▶ _EXERCISE DETAILS_: Give the number of lines in this listing that contain "name", with no other words.
THE RECORDS Block Start
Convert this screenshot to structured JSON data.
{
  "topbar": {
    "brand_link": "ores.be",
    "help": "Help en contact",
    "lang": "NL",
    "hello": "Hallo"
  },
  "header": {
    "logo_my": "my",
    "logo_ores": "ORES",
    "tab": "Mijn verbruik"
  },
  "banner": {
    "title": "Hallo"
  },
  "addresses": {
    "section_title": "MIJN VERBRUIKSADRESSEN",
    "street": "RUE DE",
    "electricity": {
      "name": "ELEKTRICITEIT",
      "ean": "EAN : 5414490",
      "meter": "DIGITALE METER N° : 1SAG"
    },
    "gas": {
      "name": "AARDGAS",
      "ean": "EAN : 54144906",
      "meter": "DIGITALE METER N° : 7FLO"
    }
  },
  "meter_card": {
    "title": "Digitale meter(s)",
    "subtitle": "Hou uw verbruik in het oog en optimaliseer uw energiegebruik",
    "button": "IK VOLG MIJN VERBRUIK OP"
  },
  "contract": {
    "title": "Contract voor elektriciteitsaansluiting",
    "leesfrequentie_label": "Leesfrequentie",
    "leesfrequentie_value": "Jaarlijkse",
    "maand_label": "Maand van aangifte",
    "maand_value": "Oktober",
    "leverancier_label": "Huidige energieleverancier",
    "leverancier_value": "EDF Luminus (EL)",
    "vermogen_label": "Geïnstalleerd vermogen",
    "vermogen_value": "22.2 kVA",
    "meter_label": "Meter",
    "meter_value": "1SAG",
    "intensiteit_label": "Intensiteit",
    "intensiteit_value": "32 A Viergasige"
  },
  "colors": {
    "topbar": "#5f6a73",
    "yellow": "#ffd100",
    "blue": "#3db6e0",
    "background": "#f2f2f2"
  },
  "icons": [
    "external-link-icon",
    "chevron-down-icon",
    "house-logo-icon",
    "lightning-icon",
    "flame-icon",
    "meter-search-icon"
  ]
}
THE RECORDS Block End
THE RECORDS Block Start
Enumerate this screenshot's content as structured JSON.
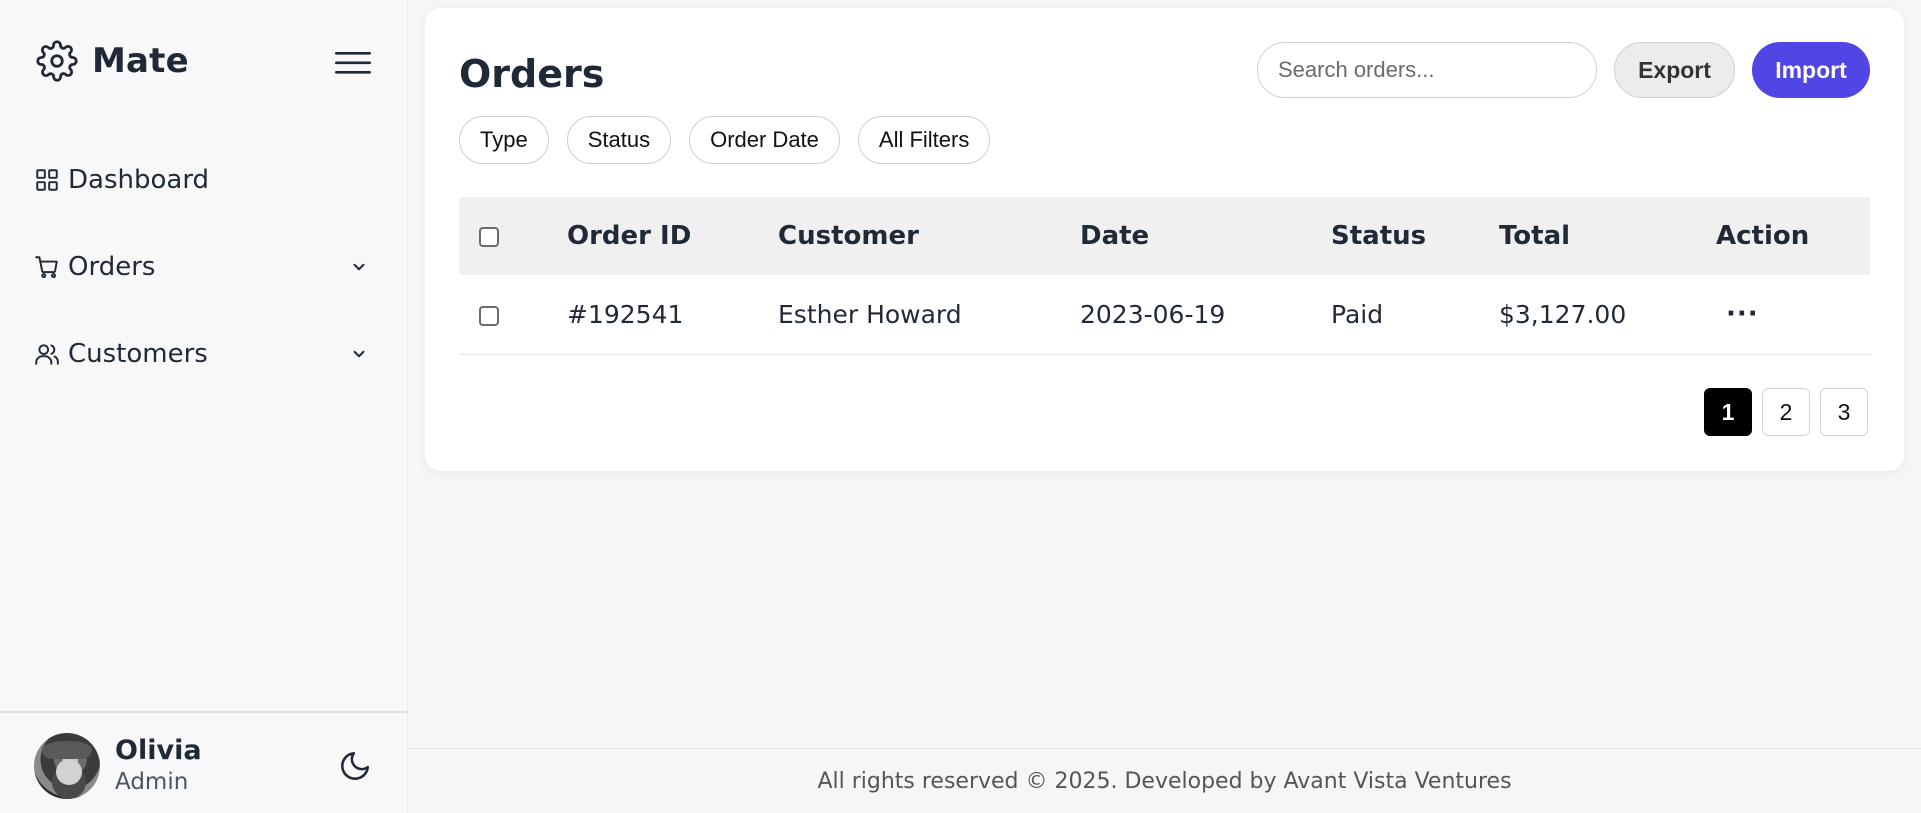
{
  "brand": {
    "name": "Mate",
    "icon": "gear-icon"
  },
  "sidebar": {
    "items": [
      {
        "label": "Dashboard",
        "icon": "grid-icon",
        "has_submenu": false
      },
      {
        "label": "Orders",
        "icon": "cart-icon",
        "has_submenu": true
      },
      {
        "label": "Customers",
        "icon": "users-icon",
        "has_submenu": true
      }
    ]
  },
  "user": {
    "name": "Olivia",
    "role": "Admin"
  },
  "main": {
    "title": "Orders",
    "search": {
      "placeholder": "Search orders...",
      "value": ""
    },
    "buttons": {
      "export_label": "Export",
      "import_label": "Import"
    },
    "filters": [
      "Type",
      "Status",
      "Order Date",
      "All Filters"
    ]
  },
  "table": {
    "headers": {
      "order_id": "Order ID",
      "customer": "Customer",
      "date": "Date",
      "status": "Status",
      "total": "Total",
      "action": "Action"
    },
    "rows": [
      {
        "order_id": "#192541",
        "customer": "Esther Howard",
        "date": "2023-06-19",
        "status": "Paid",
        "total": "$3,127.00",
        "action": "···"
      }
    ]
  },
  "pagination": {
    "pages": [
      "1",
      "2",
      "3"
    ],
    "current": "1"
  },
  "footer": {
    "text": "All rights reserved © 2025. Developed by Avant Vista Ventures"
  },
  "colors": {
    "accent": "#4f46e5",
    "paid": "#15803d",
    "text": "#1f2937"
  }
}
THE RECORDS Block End
▶ _RESULT OF THE TASK_: 4